Japanese guards supervise American and Filipino prisoners of war sorting through captured equipment confiscated by the Japanese at Mariveles Airfield. Although Lieutenant General Masaharu Homma's 14th Army had expected 25,000 prisoners of war, they were greeted by more than 75,000 (66,000 Filipinos and 11,796 Americans) starving and malaria-stricken captives at Bataan. During the battle, only 27,000 of these men were listed as "combat effective" despite rampant malaria. The Japanese army met great difficulties in transporting these prisoners from the beginning. Most Allied prisoners were forced together either on the airfield or at the Little Baguio motor pool, and were frisked for their valuables. Some lost food and canteens; others retained them. Some lost hats and helmets, which would have Any japanese money or manufactured goods resulted in death or violence. Beatings for no apparent reason were commonplace, and all witnessed varying degrees of wanton cruelty. Counted off in ranks of four and marching companies of one hundred, their ordeal began on April 10, 1942. The road from Mariveles on the tip of Bataan to Orani was unimproved, deep in dust and excrement. Pitifully few of the wounded survived, falling by the wayside, bayoneted or beheaded, or ground into pulp beneath enemy tanks and trucks. Distributing food was also almost impossible as many were fed nothing, and the Allied prisoners were already hungry from lack of food during the battle. 4,000 sick or wounded captives had to stay behind to be treated by the Japanese at Bataan.

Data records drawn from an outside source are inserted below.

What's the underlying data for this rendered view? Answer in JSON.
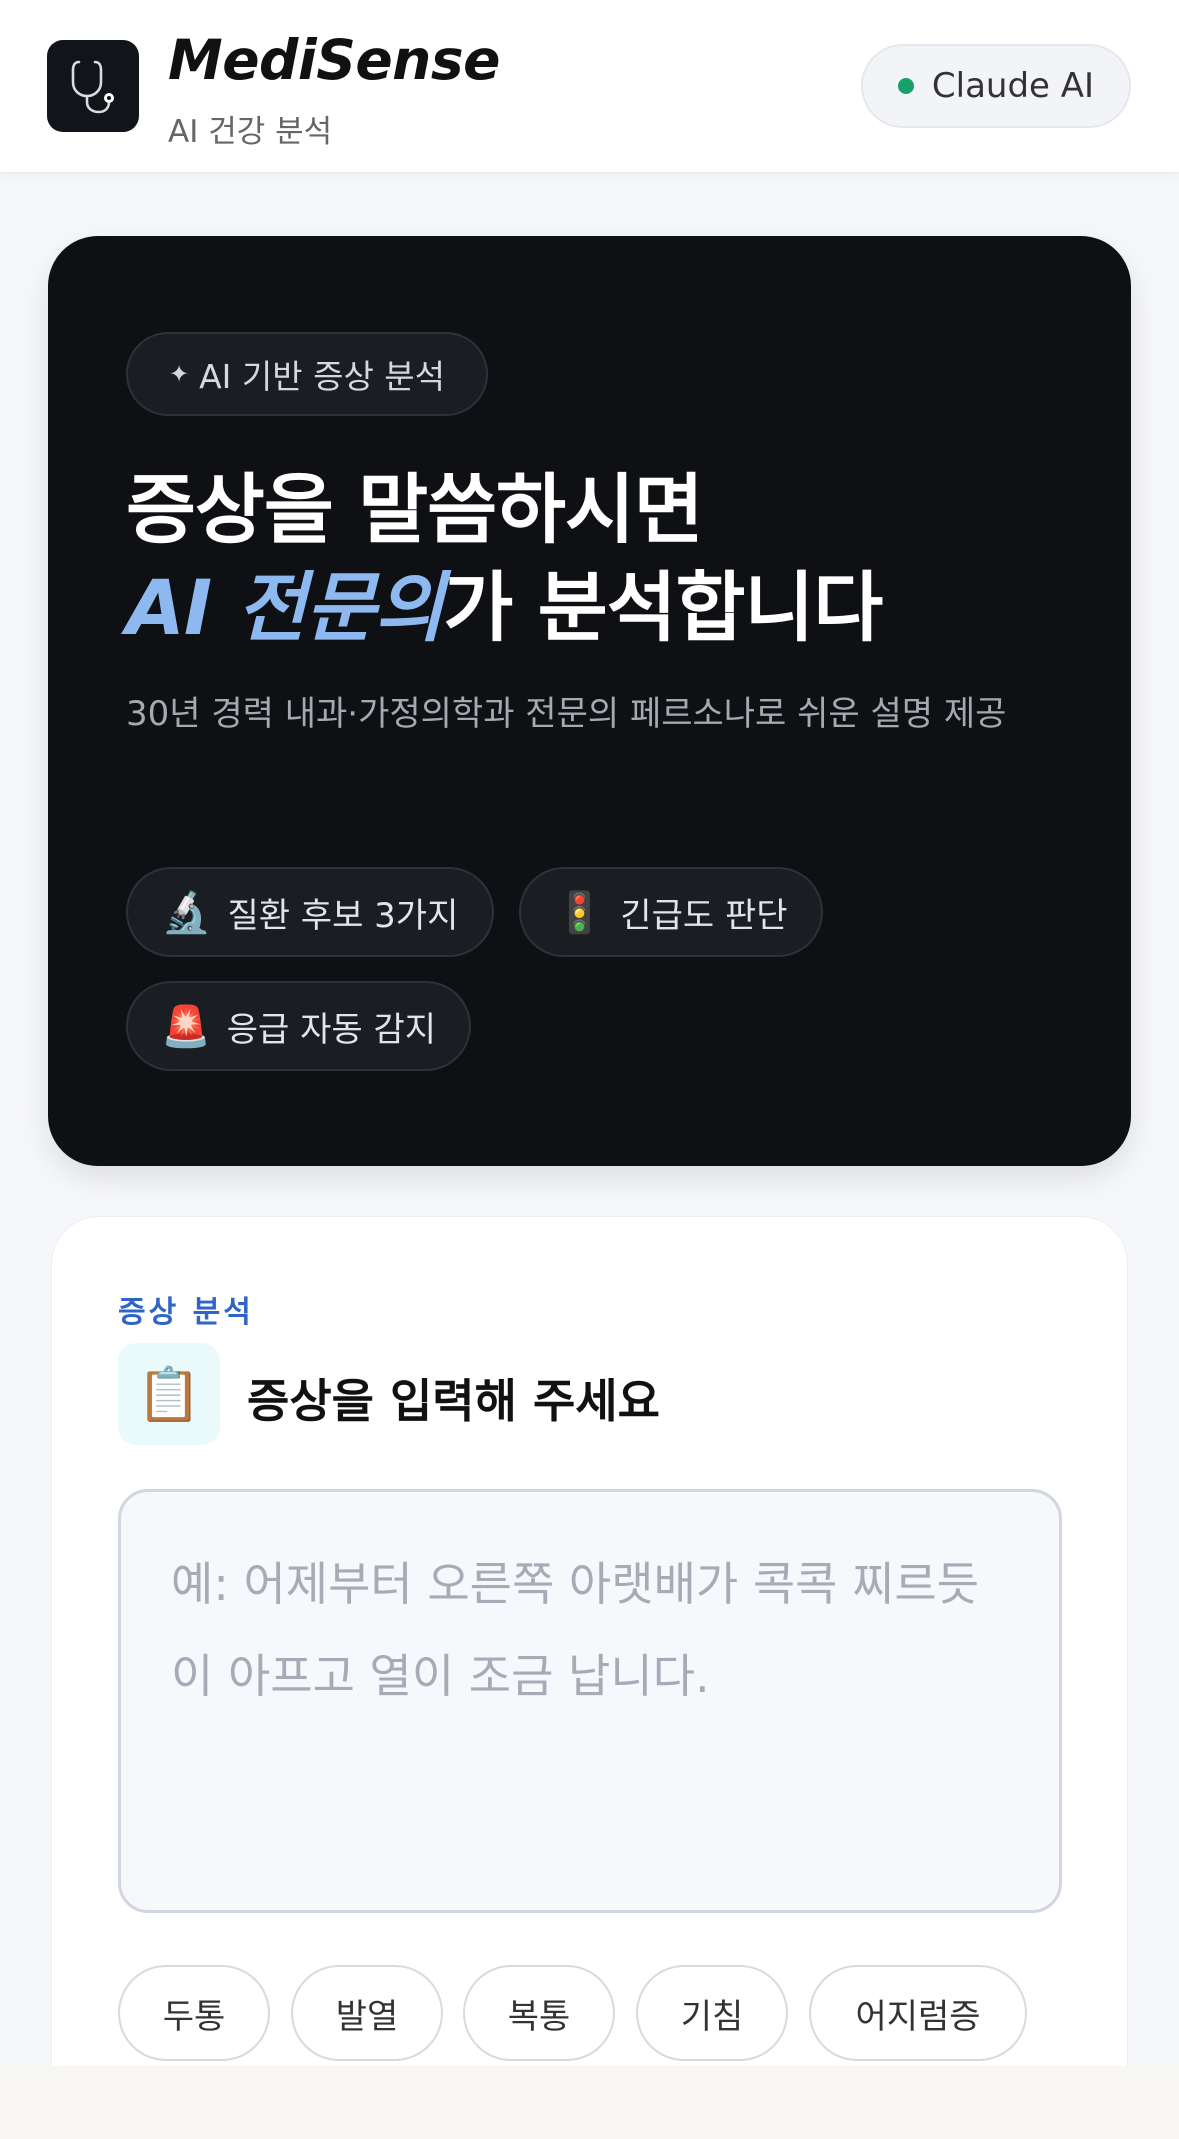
{
  "header": {
    "title": "MediSense",
    "subtitle": "AI 건강 분석",
    "badge": "Claude AI",
    "logo_icon": "stethoscope-icon"
  },
  "hero": {
    "pill": "AI 기반 증상 분석",
    "pill_icon": "✦",
    "title_line1": "증상을 말씀하시면",
    "title_accent": "AI 전문의",
    "title_rest": "가 분석합니다",
    "description": "30년 경력 내과·가정의학과 전문의 페르소나로 쉬운 설명 제공",
    "features": [
      {
        "icon": "🔬",
        "label": "질환 후보 3가지"
      },
      {
        "icon": "🚦",
        "label": "긴급도 판단"
      },
      {
        "icon": "🚨",
        "label": "응급 자동 감지"
      }
    ]
  },
  "symptom": {
    "eyebrow": "증상 분석",
    "icon": "📋",
    "title": "증상을 입력해 주세요",
    "placeholder": "예: 어제부터 오른쪽 아랫배가 콕콕 찌르듯이 아프고 열이 조금 납니다.",
    "chips": [
      "두통",
      "발열",
      "복통",
      "기침",
      "어지럼증"
    ]
  },
  "colors": {
    "accent": "#8db9f0",
    "eyebrow": "#2f64c8",
    "status_dot": "#18a06a",
    "hero_bg": "#0e1014"
  }
}
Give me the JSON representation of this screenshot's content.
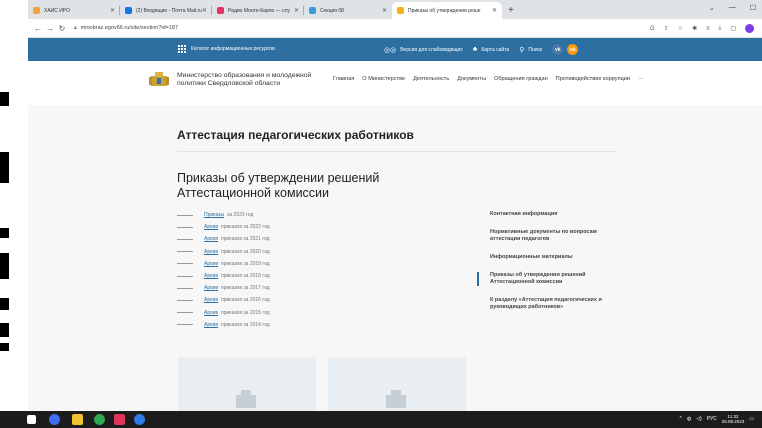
{
  "browser": {
    "tabs": [
      {
        "label": "ХАИС ИРО",
        "favicon_color": "#f2a33a",
        "active": false
      },
      {
        "label": "(2) Входящие - Почта Mail.ru",
        "favicon_color": "#1a73e8",
        "active": false
      },
      {
        "label": "Радио Монте-Карло — слу",
        "favicon_color": "#e0325e",
        "active": false
      },
      {
        "label": "Секция 08",
        "favicon_color": "#3a9bd8",
        "active": false
      },
      {
        "label": "Приказы об утверждении реше",
        "favicon_color": "#f2b01e",
        "active": true
      }
    ],
    "new_tab": "+",
    "url": "minobraz.egov66.ru/site/section?id=187"
  },
  "topbar": {
    "catalog": "Каталог информационных ресурсов",
    "accessibility": "Версия для слабовидящих",
    "sitemap": "Карта сайта",
    "search": "Поиск",
    "social_vk": "vk",
    "social_ok": "ok"
  },
  "header": {
    "ministry": "Министерство образования и молодежной политики Свердловской области",
    "nav": [
      "Главная",
      "О Министерстве",
      "Деятельность",
      "Документы",
      "Обращения граждан",
      "Противодействие коррупции",
      "···"
    ]
  },
  "main": {
    "section_title": "Аттестация педагогических работников",
    "page_title": "Приказы об утверждении решений Аттестационной комиссии",
    "orders": [
      {
        "link": "Приказы",
        "text": "за 2023 год"
      },
      {
        "link": "Архив",
        "text": "приказов за 2022 год"
      },
      {
        "link": "Архив",
        "text": "приказов за 2021 год"
      },
      {
        "link": "Архив",
        "text": "приказов за 2020 год"
      },
      {
        "link": "Архив",
        "text": "приказов за 2019 год"
      },
      {
        "link": "Архив",
        "text": "приказов за 2018 год"
      },
      {
        "link": "Архив",
        "text": "приказов за 2017 год"
      },
      {
        "link": "Архив",
        "text": "приказов за 2016 год"
      },
      {
        "link": "Архив",
        "text": "приказов за 2015 год"
      },
      {
        "link": "Архив",
        "text": "приказов за 2014 год"
      }
    ],
    "sidenav": [
      {
        "label": "Контактная информация",
        "active": false
      },
      {
        "label": "Нормативные документы по вопросам аттестации педагогов",
        "active": false
      },
      {
        "label": "Информационные материалы",
        "active": false
      },
      {
        "label": "Приказы об утверждении решений Аттестационной комиссии",
        "active": true
      },
      {
        "label": "К разделу «Аттестация педагогических и руководящих работников»",
        "active": false
      }
    ]
  },
  "taskbar": {
    "lang": "РУС",
    "time": "11:32",
    "date": "25.08.2023"
  },
  "colors": {
    "brand_blue": "#2d6fa1",
    "vk": "#4a76a8",
    "ok": "#f59a12"
  }
}
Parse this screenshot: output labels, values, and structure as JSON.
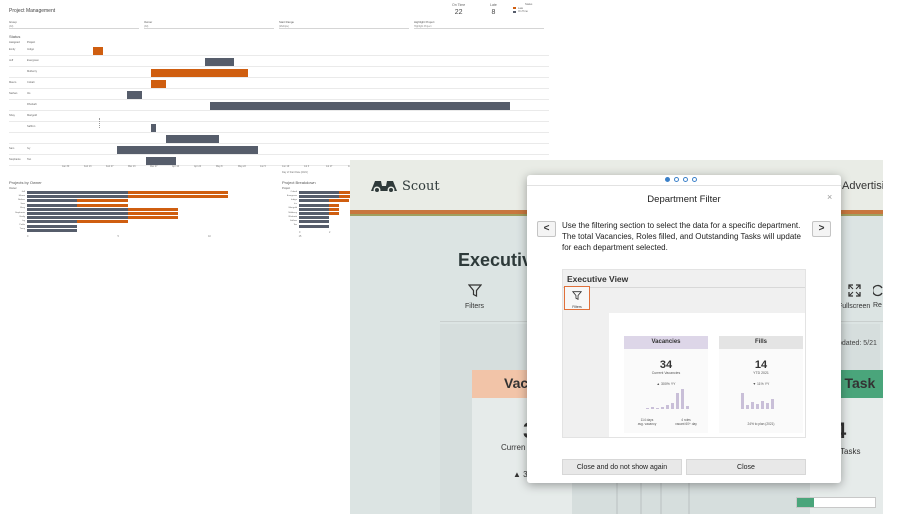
{
  "pm": {
    "title": "Project Management",
    "kpis": [
      {
        "label": "On Time",
        "value": "22"
      },
      {
        "label": "Late",
        "value": "8"
      }
    ],
    "legend": {
      "title": "Status",
      "items": [
        {
          "label": "Late",
          "color": "#cf5e10"
        },
        {
          "label": "On Time",
          "color": "#565d6b"
        }
      ]
    },
    "filters": [
      {
        "label": "Group",
        "value": "(All)"
      },
      {
        "label": "Owner",
        "value": "(All)"
      },
      {
        "label": "Start Range",
        "value": "(Multiple)"
      },
      {
        "label": "Highlight Project",
        "value": "Highlight Project"
      }
    ],
    "status_label": "Status",
    "gantt_headers": [
      "Assigned",
      "Project"
    ],
    "gantt_rows": [
      {
        "group": "Emily",
        "project": "Indigo",
        "start": 0.06,
        "end": 0.08,
        "status": "late"
      },
      {
        "group": "Jeff",
        "project": "Evergreen",
        "start": 0.29,
        "end": 0.35,
        "status": "on_time"
      },
      {
        "group": "",
        "project": "Mulberry",
        "start": 0.18,
        "end": 0.38,
        "status": "late"
      },
      {
        "group": "Mauro",
        "project": "Cobalt",
        "start": 0.18,
        "end": 0.21,
        "status": "late"
      },
      {
        "group": "Nathan",
        "project": "Iris",
        "start": 0.13,
        "end": 0.16,
        "status": "on_time"
      },
      {
        "group": "",
        "project": "Rhubarb",
        "start": 0.3,
        "end": 0.92,
        "status": "on_time"
      },
      {
        "group": "Shay",
        "project": "Marigold",
        "start": 0,
        "end": 0,
        "status": "none"
      },
      {
        "group": "",
        "project": "Saffron",
        "start": 0.18,
        "end": 0.19,
        "status": "on_time"
      },
      {
        "group": "",
        "project": "",
        "start": 0.21,
        "end": 0.32,
        "status": "on_time"
      },
      {
        "group": "Sam",
        "project": "Ivy",
        "start": 0.11,
        "end": 0.4,
        "status": "on_time"
      },
      {
        "group": "Stephanie",
        "project": "Tan",
        "start": 0.17,
        "end": 0.23,
        "status": "on_time"
      }
    ],
    "axis_ticks": [
      "Jan 30",
      "Feb 13",
      "Feb 27",
      "Mar 13",
      "Mar 27",
      "Apr 10",
      "Apr 24",
      "May 8",
      "May 22",
      "Jun 5",
      "Jun 19",
      "Jul 3",
      "Jul 17",
      "Jul 31"
    ],
    "axis_title": "Day of Start Date [2021]",
    "projects_by_owner": {
      "title": "Projects by Owner",
      "head": "Owner",
      "rows": [
        {
          "label": "Jeff",
          "on_time": 0.2,
          "late": 0.2
        },
        {
          "label": "Mauro",
          "on_time": 0.2,
          "late": 0.2
        },
        {
          "label": "Nathan",
          "on_time": 0.1,
          "late": 0.1
        },
        {
          "label": "Sam",
          "on_time": 0.1,
          "late": 0.1
        },
        {
          "label": "Shay",
          "on_time": 0.2,
          "late": 0.1
        },
        {
          "label": "Stephanie",
          "on_time": 0.2,
          "late": 0.1
        },
        {
          "label": "Emily",
          "on_time": 0.2,
          "late": 0.1
        },
        {
          "label": "Ivy",
          "on_time": 0.1,
          "late": 0.1
        },
        {
          "label": "Pablo",
          "on_time": 0.1,
          "late": 0.0
        },
        {
          "label": "Tracy",
          "on_time": 0.1,
          "late": 0.0
        }
      ],
      "axis": [
        "0",
        "5",
        "10",
        "15",
        "20",
        "25"
      ]
    },
    "project_breakdown": {
      "title": "Project Breakdown",
      "head": "Project",
      "rows": [
        {
          "label": "Cobalt",
          "on_time": 0.4,
          "late": 0.2
        },
        {
          "label": "Evergreen",
          "on_time": 0.4,
          "late": 0.2
        },
        {
          "label": "Indigo",
          "on_time": 0.3,
          "late": 0.2
        },
        {
          "label": "Iris",
          "on_time": 0.3,
          "late": 0.1
        },
        {
          "label": "Marigold",
          "on_time": 0.3,
          "late": 0.1
        },
        {
          "label": "Mulberry",
          "on_time": 0.3,
          "late": 0.1
        },
        {
          "label": "Rhubarb",
          "on_time": 0.3,
          "late": 0.0
        },
        {
          "label": "Saffron",
          "on_time": 0.3,
          "late": 0.0
        },
        {
          "label": "Tan",
          "on_time": 0.3,
          "late": 0.0
        }
      ],
      "axis": [
        "0",
        "2",
        "4",
        "6"
      ]
    }
  },
  "scout": {
    "logo_text": "Scout",
    "header_right": "Advertising",
    "page_title": "Executive",
    "toolbar": {
      "filters_label": "Filters",
      "fullscreen_label": "Fullscreen",
      "r_label": "Re"
    },
    "card_left_title": "Vac",
    "card_left_big": "3",
    "card_left_sub": "Curren",
    "card_left_delta": "▲ 3",
    "card_right_title": "g Task",
    "card_right_big": "4",
    "card_right_sub": "Tasks",
    "updated_text": "pdated: 5/21",
    "progress": 0.22
  },
  "modal": {
    "title": "Department Filter",
    "body": "Use the filtering section to select the data for a specific department. The total Vacancies, Roles filled, and Outstanding Tasks will update for each department selected.",
    "page_count": 4,
    "active_page": 0,
    "prev_label": "<",
    "next_label": ">",
    "close_x": "×",
    "preview": {
      "title": "Executive View",
      "filter_label": "Filters",
      "cards": [
        {
          "head": "Vacancies",
          "value": "34",
          "sub": "Current Vacancies",
          "delta": "▲ 300% YY",
          "bars": [
            0.05,
            0.08,
            0.05,
            0.1,
            0.2,
            0.3,
            0.8,
            1.0,
            0.15
          ],
          "foot_left": "114 days\navg. vacancy",
          "foot_right": "4 roles\nvacant 60+ day"
        },
        {
          "head": "Fills",
          "value": "14",
          "sub": "YTD 2021",
          "delta": "▼ 11% YY",
          "bars": [
            0.8,
            0.2,
            0.35,
            0.25,
            0.4,
            0.3,
            0.5
          ],
          "foot": "24% to plan (2021)"
        }
      ]
    },
    "btn_close_no_show": "Close and do not show again",
    "btn_close": "Close"
  },
  "colors": {
    "late": "#cf5e10",
    "on_time": "#565d6b",
    "accent_orange": "#e0703a",
    "scout_green": "#4aa57b"
  }
}
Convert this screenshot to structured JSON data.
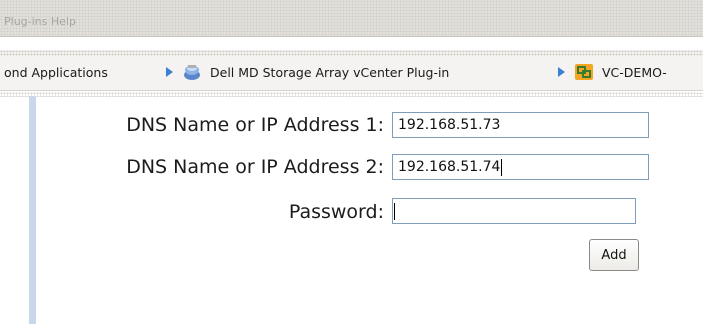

Caption ©2007 MFA Productions LLC
Image in the Public Domain